Suppose your Android phone crashes every time it starts up. Or maybe you can’t download apps from the Play Store. These are not necessarily caused by a virus. So don’t panic! Check our list of common Android problems and how to fix them. If none of those tips fix your issue, ask yourself a few questions:
- Did the problem start happening after you downloaded some app or file?
- Have you recently sideloaded an app from a third-party source (outside the Play Store)?
- Did you tap on an ad that downloaded a file or app you didn’t want?
- Does the problem occur only when you run a particular app?
If the answer to any of the above is yes, there’s a chance you have malware on your system. Thankfully, you might be able to fix it without a factory reset.
How to Stay Safe From Android Viruses

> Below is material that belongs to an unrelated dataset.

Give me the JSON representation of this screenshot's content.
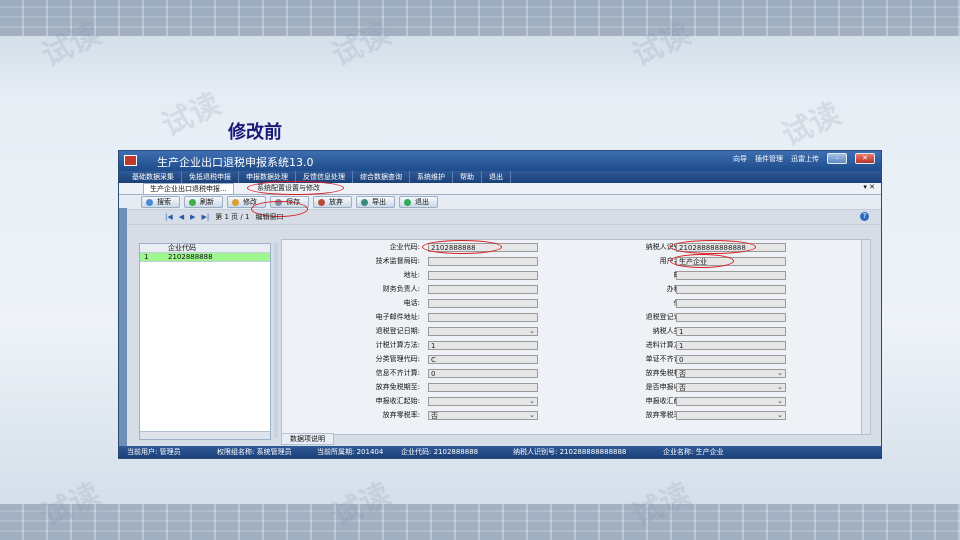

Google Play Protect is now part of all Android devices. It’s a built-in Android security measure that scans the apps on your device and checks for harmful ones. No matter where you install apps from, Play Protect looks through them. This means you essentially already have an antivirus built into your phone.
If you only install apps from Google Play, the chances of you picking up a phone virus are slim to none. Google scans all apps added to Google Play for malicious behavior and removes offenders. While some slip through the cracks, you’re very unlikely to install a virus app from the Play Store.
Installing from other sources is entirely different. Recently, apps downloaded from the third-party app store 9Apps proved to be the source of the Agent Smith malware. Downloading apps from random websites, especially “cracked” apps (paid offerings illegally provided for free), is a great way to pick up malware. If you chose to sideload apps, make certain that you trust the location you download them from.
However, this doesn’t mean every app on Google Play is beneficial. Scam apps might take your money for nothing, and many free apps abuse phone permissions to steal your data. But those are separate concerns from Android viruses.
Like on other platforms, common sense will help you avoid a virus. Don’t download from shady websites, try to avoid tapping on ads, and keep an eye on app permissions.